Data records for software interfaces
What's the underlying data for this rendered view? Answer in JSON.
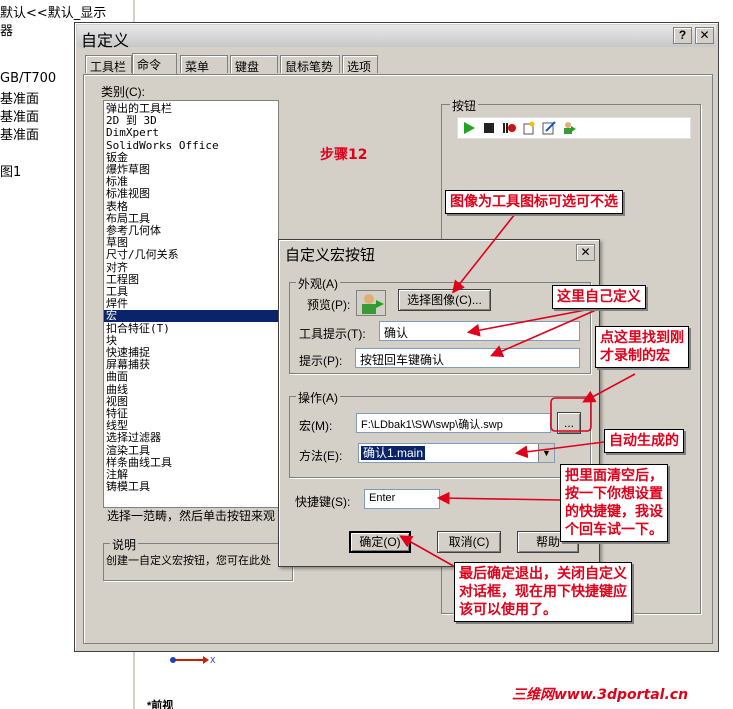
{
  "background": {
    "tree_lines": [
      "默认<<默认_显示",
      "器",
      "GB/T700",
      "基准面",
      "基准面",
      "基准面",
      "图1"
    ],
    "bottom_label": "*前视"
  },
  "customize_dialog": {
    "title": "自定义",
    "tabs": [
      "工具栏",
      "命令",
      "菜单",
      "键盘",
      "鼠标笔势",
      "选项"
    ],
    "category_label": "类别(C):",
    "categories": [
      "弹出的工具栏",
      "2D 到 3D",
      "DimXpert",
      "SolidWorks Office",
      "钣金",
      "爆炸草图",
      "标准",
      "标准视图",
      "表格",
      "布局工具",
      "参考几何体",
      "草图",
      "尺寸/几何关系",
      "对齐",
      "工程图",
      "工具",
      "焊件",
      "宏",
      "扣合特征(T)",
      "块",
      "快速捕捉",
      "屏幕捕获",
      "曲面",
      "曲线",
      "视图",
      "特征",
      "线型",
      "选择过滤器",
      "渲染工具",
      "样条曲线工具",
      "注解",
      "铸模工具"
    ],
    "selected_category": "宏",
    "buttons_label": "按钮",
    "select_hint": "选择一范畴，然后单击按钮来观",
    "explanation_label": "说明",
    "explanation_text": "创建一自定义宏按钮，您可在此处"
  },
  "macro_dialog": {
    "title": "自定义宏按钮",
    "appearance_label": "外观(A)",
    "preview_label": "预览(P):",
    "select_image_button": "选择图像(C)...",
    "tooltip_label": "工具提示(T):",
    "tooltip_value": "确认",
    "prompt_label": "提示(P):",
    "prompt_value": "按钮回车键确认",
    "action_label": "操作(A)",
    "macro_label": "宏(M):",
    "macro_value": "F:\\LDbak1\\SW\\swp\\确认.swp",
    "browse_button": "...",
    "method_label": "方法(E):",
    "method_value": "确认1.main",
    "shortcut_label": "快捷键(S):",
    "shortcut_value": "Enter",
    "ok_button": "确定(O)",
    "cancel_button": "取消(C)",
    "help_button": "帮助"
  },
  "annotations": {
    "step": "步骤12",
    "image_note": "图像为工具图标可选可不选",
    "define_note": "这里自己定义",
    "find_macro_note": [
      "点这里找到刚",
      "才录制的宏"
    ],
    "auto_note": "自动生成的",
    "shortcut_note": [
      "把里面清空后，",
      "按一下你想设置",
      "的快捷键，我设",
      "个回车试一下。"
    ],
    "final_note": [
      "最后确定退出，关闭自定义",
      "对话框，现在用下快捷键应",
      "该可以使用了。"
    ],
    "watermark": "三维网www.3dportal.cn"
  },
  "colors": {
    "annotation_red": "#e0001a",
    "selection_blue": "#0a246a",
    "dialog_gray": "#d4d0c8"
  }
}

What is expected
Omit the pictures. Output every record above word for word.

Answer box
What's the underlying data for this rendered view? Answer in JSON.
{
  "background": {
    "tree_lines": [
      "默认<<默认_显示",
      "器",
      "GB/T700",
      "基准面",
      "基准面",
      "基准面",
      "图1"
    ],
    "bottom_label": "*前视"
  },
  "customize_dialog": {
    "title": "自定义",
    "tabs": [
      "工具栏",
      "命令",
      "菜单",
      "键盘",
      "鼠标笔势",
      "选项"
    ],
    "category_label": "类别(C):",
    "categories": [
      "弹出的工具栏",
      "2D 到 3D",
      "DimXpert",
      "SolidWorks Office",
      "钣金",
      "爆炸草图",
      "标准",
      "标准视图",
      "表格",
      "布局工具",
      "参考几何体",
      "草图",
      "尺寸/几何关系",
      "对齐",
      "工程图",
      "工具",
      "焊件",
      "宏",
      "扣合特征(T)",
      "块",
      "快速捕捉",
      "屏幕捕获",
      "曲面",
      "曲线",
      "视图",
      "特征",
      "线型",
      "选择过滤器",
      "渲染工具",
      "样条曲线工具",
      "注解",
      "铸模工具"
    ],
    "selected_category": "宏",
    "buttons_label": "按钮",
    "select_hint": "选择一范畴，然后单击按钮来观",
    "explanation_label": "说明",
    "explanation_text": "创建一自定义宏按钮，您可在此处"
  },
  "macro_dialog": {
    "title": "自定义宏按钮",
    "appearance_label": "外观(A)",
    "preview_label": "预览(P):",
    "select_image_button": "选择图像(C)...",
    "tooltip_label": "工具提示(T):",
    "tooltip_value": "确认",
    "prompt_label": "提示(P):",
    "prompt_value": "按钮回车键确认",
    "action_label": "操作(A)",
    "macro_label": "宏(M):",
    "macro_value": "F:\\LDbak1\\SW\\swp\\确认.swp",
    "browse_button": "...",
    "method_label": "方法(E):",
    "method_value": "确认1.main",
    "shortcut_label": "快捷键(S):",
    "shortcut_value": "Enter",
    "ok_button": "确定(O)",
    "cancel_button": "取消(C)",
    "help_button": "帮助"
  },
  "annotations": {
    "step": "步骤12",
    "image_note": "图像为工具图标可选可不选",
    "define_note": "这里自己定义",
    "find_macro_note": [
      "点这里找到刚",
      "才录制的宏"
    ],
    "auto_note": "自动生成的",
    "shortcut_note": [
      "把里面清空后，",
      "按一下你想设置",
      "的快捷键，我设",
      "个回车试一下。"
    ],
    "final_note": [
      "最后确定退出，关闭自定义",
      "对话框，现在用下快捷键应",
      "该可以使用了。"
    ],
    "watermark": "三维网www.3dportal.cn"
  },
  "colors": {
    "annotation_red": "#e0001a",
    "selection_blue": "#0a246a",
    "dialog_gray": "#d4d0c8"
  }
}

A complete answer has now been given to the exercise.